2. How can Seattle residents stay healthy? Don't live in ZIP code 98108, along the lower Duwamish River, KUOW argues: Residents of that area have life spans that are eight years shorter than the city average.
3. The Examiner offers an impassioned memorial to the Route 42—the little-used Metro bus route that was discontinued because it exactly duplicates light rail and the Route 8. Their argument is basically that the most frequent parallel route, the 7 (a few blocks away from the 42, on Rainier Ave. S.) is too "busy" and has "security issues." But what bus route doesn't? (They also don't seem to have ridden the 7 much, because they say it doesn't go to the Goodwill on Rainier and Dearborn, which isn't accurate).

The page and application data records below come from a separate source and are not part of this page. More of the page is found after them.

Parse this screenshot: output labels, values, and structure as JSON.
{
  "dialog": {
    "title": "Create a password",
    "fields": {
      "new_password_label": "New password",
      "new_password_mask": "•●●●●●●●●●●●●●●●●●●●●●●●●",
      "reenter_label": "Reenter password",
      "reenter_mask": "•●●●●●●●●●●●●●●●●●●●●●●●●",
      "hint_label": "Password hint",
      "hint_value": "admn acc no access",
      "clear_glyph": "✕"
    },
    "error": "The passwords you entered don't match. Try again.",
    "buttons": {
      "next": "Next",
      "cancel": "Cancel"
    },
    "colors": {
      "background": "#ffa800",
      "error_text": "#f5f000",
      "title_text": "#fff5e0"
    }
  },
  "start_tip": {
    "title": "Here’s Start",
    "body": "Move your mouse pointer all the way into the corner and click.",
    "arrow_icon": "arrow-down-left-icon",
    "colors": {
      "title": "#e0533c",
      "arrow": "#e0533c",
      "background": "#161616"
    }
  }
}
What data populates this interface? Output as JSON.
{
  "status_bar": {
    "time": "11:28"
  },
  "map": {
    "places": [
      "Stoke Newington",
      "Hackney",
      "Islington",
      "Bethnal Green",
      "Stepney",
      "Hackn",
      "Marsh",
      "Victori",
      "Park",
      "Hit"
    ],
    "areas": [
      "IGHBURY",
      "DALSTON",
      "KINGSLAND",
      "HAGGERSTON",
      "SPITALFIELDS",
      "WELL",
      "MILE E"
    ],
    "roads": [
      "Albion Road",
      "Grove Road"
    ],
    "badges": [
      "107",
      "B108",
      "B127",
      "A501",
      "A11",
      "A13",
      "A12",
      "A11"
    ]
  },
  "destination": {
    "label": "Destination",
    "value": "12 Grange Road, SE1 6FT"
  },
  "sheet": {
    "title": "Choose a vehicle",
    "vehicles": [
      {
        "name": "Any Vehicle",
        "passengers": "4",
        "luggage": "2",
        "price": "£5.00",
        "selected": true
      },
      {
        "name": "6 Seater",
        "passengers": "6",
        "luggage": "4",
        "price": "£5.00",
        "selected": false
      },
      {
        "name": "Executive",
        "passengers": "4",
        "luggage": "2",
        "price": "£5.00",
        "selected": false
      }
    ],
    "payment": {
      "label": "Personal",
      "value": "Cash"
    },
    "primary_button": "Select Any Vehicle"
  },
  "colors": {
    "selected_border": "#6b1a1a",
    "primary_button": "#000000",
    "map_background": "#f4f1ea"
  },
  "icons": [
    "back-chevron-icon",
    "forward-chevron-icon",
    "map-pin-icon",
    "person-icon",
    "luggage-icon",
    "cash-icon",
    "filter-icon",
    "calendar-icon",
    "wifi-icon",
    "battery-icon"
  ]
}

4. The PI.com reports that the Puget Sound Regional Council plans to study the impacts coal trains will have on the cities, towns, and rural areas along their proposed route from Wyoming to Cherry Point, north of Bellingham; Seattle Mayor Mike McGinn, along with other elected officials in the region, opposes the proposal to send mile-and-a-half-long trains through the region for environmental and economic reasons.
5. A new payday lending bill, which would create loans with effective interest rates of up to 200 percent (as opposed to the current payday loan rate of up to 391 percent) is advancing in the state legislature, the News Tribune reports.
Consumer lobbyists oppose the bill, noting that the U.S. military considers rates as high as what the state is considering usurious, but proponents say it would create another lending option for people who currently take out short-term loans at much higher interest rates.